BEGIN MATERIAL PROVIDED

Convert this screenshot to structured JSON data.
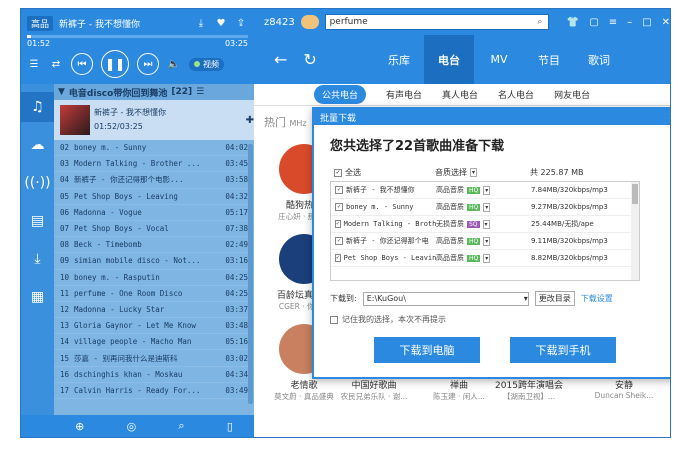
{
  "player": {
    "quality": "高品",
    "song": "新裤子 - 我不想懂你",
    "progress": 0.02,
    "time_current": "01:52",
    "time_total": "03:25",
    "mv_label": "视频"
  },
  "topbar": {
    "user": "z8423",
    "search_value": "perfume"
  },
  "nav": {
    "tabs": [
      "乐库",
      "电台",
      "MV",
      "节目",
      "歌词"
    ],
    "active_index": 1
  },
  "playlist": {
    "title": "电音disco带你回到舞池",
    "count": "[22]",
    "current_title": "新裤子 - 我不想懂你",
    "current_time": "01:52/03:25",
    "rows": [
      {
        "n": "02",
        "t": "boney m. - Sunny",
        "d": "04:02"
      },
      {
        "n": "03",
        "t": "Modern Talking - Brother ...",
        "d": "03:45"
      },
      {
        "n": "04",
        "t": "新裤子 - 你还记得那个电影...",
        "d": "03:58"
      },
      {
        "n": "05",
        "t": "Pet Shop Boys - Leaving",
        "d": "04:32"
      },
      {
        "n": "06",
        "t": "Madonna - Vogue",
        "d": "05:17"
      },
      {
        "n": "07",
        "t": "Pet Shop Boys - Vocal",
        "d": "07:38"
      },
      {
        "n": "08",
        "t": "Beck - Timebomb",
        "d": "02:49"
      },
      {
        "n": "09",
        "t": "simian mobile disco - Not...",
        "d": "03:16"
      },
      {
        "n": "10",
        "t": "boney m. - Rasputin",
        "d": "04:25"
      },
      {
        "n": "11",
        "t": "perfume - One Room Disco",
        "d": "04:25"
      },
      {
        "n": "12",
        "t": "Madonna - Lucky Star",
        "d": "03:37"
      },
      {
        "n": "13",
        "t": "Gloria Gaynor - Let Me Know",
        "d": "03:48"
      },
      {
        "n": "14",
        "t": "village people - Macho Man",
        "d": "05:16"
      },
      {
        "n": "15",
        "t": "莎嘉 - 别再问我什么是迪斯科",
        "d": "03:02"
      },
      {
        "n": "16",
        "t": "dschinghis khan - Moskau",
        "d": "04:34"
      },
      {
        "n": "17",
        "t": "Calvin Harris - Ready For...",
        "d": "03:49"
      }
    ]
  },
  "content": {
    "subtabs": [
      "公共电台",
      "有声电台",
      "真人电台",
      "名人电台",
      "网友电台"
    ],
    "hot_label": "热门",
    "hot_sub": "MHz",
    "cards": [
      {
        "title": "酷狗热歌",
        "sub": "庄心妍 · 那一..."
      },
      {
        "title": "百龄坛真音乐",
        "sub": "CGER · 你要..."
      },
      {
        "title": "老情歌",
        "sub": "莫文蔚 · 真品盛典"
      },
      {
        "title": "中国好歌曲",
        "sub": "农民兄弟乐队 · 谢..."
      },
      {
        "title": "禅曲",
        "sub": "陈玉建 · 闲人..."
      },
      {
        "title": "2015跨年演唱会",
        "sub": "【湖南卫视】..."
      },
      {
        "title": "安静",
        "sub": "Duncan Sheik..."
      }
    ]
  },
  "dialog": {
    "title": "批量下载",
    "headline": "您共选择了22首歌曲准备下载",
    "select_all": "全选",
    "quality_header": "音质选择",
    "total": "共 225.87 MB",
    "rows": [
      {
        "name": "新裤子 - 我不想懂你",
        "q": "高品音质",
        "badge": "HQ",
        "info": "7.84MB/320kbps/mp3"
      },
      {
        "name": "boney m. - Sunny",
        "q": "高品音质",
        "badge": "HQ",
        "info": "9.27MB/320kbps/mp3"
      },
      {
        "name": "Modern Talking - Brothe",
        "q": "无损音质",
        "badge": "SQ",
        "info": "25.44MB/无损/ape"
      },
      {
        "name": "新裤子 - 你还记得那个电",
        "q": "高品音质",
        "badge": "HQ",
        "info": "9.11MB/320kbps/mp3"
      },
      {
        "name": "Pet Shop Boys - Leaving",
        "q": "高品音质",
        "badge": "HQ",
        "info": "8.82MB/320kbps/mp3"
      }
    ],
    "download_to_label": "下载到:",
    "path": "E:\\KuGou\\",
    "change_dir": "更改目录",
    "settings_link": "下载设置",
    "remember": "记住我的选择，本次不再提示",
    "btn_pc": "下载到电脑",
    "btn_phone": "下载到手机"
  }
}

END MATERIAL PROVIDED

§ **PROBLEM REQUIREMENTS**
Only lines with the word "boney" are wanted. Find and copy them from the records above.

§ **RESULT OF THE TASK**
        "t": "boney m. - Sunny",
        "t": "boney m. - Rasputin",
        "name": "boney m. - Sunny",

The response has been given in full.